A Snapshot of Asotin County
Asotin is second in a series covering Washington’s 39 counties, including how they got their names.
Nestled in the reaches of Washington’s far southeastern corner is Asotin County (pronounced uh-SOH-tin). It is colloquially referred to as Washington’s “cornerstone.” Asotin, a word derived from the Nez Perce Indian language (originally Has-Hu-Tin), translates into English as, “eel creek.” This title refers to the eels that are ubiquitous in the waterways in and around Asotin County, including the Snake River.
Before the arrival of the pioneers, Asotin County was home to a large Nez Perce winter encampment. The climate of Southeastern Washington was amenable for the Nez Perce, and they held large pow-wows on the banks of the Snake. There was always plentiful food available from both the rivers and hunting.
Asotin County is geographically small compared to some of Washington’s other counties, encompassing only 636 square miles. This designates it as 35th in size out of Washington’s 39 counties. As for population, Asotin has about 22,000 residents, which gives the county a rural feel. For some perspective, the population density of Asotin County is 34 people per square mile, compared the state average of 101 people per square mile.

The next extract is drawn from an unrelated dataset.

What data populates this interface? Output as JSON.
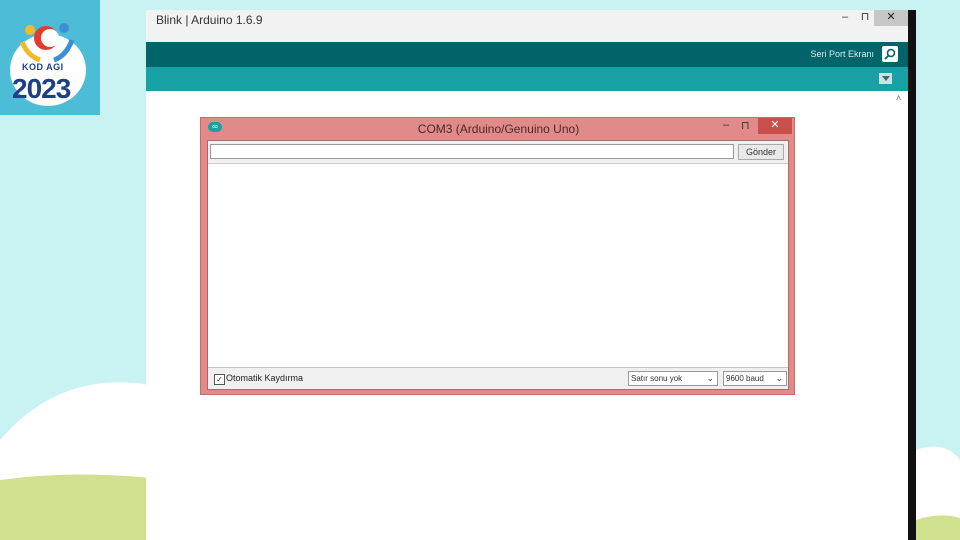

Asotin County has two main cities within its borders, Asotin, which is the county seat, and Clarkston, its largest city.